Dental hygiene practice: Is there a new model?
You’ve been learning about all the new products and risk assessment tools in lectures, articles in magazines and on the Internet. Saliva tests have evolved from simple litmus paper evaluating the oral pH to tests that measure the periodontal pathogens and whether the patient has an HPV infection. Encouragement from thought leaders has dental hygienists taking blood pressure, perio charting, saliva testing and even taking blood samples for periodontal therapy management.
Testing occlusion, checking for signs of sleep apnea, joint vibration analysis, oxygenation of the blood, caries manifestation and engaging in small talk are all good dental hygiene practice, but when do you get to scale and polish? The bread and butter of dental hygiene appointments can’t go away, can it?
The framework of dental hygiene is changing. Dr Fons thought having someone around who could clean the teeth, often, would be a great adjunct to a dental practice. That idea evolved to someone who could educate and clean the teeth then to someone who could do some diagnostics, educate and clean the teeth.
The cleaning alone in Dr Fons’ time took the better part of an hour. Adding these other processes into the dental hygiene appointment is just getting crazy, right? How is a dedicated dental hygienist going to get everything done without resorting to heroic efforts?
It is time to rethink the status quo. The number of diagnostic tools and instruments we have in dentistry today, the level of technology and the incredible information they provide is proving to be very time consuming.
A simple salivary test to show the health of someone’s saliva takes about 10 minutes, add to that a good oral cancer screening of at least five minutes, then a perio chart and blood pressure check and most of the appointment time is gone. A new position in the office called a Risk Factor Manager (RFM) may alleviate the time crunch.
Imagine if your dental hygienist position in the dental office was shifted to one of gathering data only.
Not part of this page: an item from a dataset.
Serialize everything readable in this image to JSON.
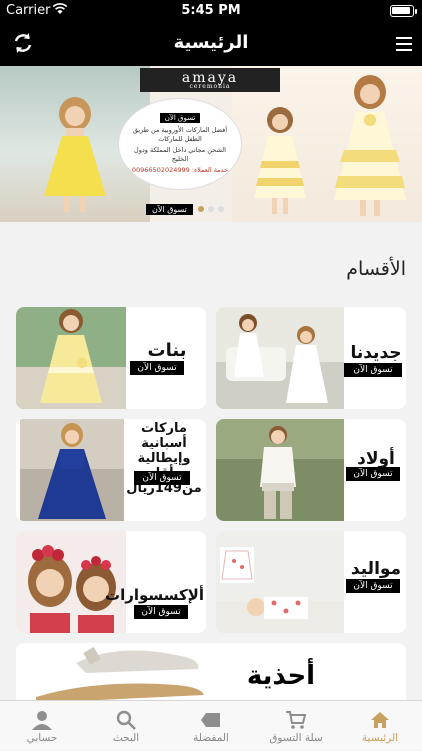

The RFM is the person in the office who would perform blood pressure and saliva tests, and when needed, also caries and oral cancer screenings, test blood for inflammatory markers and glucose management and perform occlusal screenings and joint vibration analysis.
Perio charting and all other data would be gathered by the RFM for all new patients before any treatments, and the collected data reported to the dentist who would evaluate that data for a diagnosis. In the ideal practice, the RFM would alternate with the dental hygienist at some interval, perhaps weekly.
It’s so important to gather this data, yet the gathering of it interferes with dental hygiene treatment, thus the time has come for a new practice model. A RFM could be in charge of many other things, too. Tasks that are shuffled to the bottom of the priority pile and never see the light of day, such as gathering practice data.
Can you find out, in short order, how many patients with pockets over 6 millimeters are in your practice, and of those, how many have diabetes? Is that an important piece of information? It sure is! The data in dental hygiene to support the science of our practice is lacking. Having case data — a practice being a case — can streamline dentistry immensely once it’s reported.
In the light of the 2014 mandate for interoperable electronic health records (EHR), our data has to hold up to the scrutiny of medical records. Actual diagnosis, not just treatment plans, will be part of the insurance model of payment as well.
We won’t be able to be paid for periodontal therapy without a diagnosis of periodontal therapy and lab proof of an inflammatory response and pathogens. The current model of dental hygiene as a part of dentistry doesn’t allow time for this level of data gathering.
We also know that there are many interrelationships between oral and systemic health. Patients don’t know all there is to know about the links, and we don’t expect them to. However, we do know that it sure would be nice to have that data.
For instance, if we have patients present with periodontal disease and they do not know they have diabetes, or if they do know, it’s important to us. An interoperable electronic health record would allow us to go into their health records and find out before treating diabetes as if it were periodontal disease. A RFM would have time to locate that information and share it with the dentist before the patient sees the dental hygienist.
Here’s an example: There’s a new correlation between obstructive sleep apnea (OSA) and periodontal disease. Having access to a patient’s health record could allow a dental practitioner to encourage that patient to have treatment for his/her OSA, which will allow the periodontal condition to improve. The benefit to this RFM model at this time in health care is a boon.
Synchronizing new research is nearly impossible in the current dental practice model. Having a RFM on the team will make it a little easier as this person could also be tasked with monthly reporting of new findings during the team meetings.
Keeping up with the advances in health care is everyone’s job in a small practice, which often turns out to have been “nobody’s job.” Having one person researching, considering and reporting on all of the changes, as well as having a total focus on managing patient risks while collecting diagnostic data, is a win for everyone in the office.
About the author
Shirley Gutkowski, RDH, BSDH, FACE, is an international speaker and award-winning writer. She is co-creator of Adopt A Nursing Home, a board member and Fellow of ACE and a member of the World Congress of Minimally Invasive Dentistry. Gutkowski is also co-director of CareerFusion, a retreat for clinicians interested in evolving their clinical career. You may contact her at firstname.lastname@example.org.
Editorial note: This article was originally published in Hygiene Tribune, Vol. 4 No. 6, June 2011.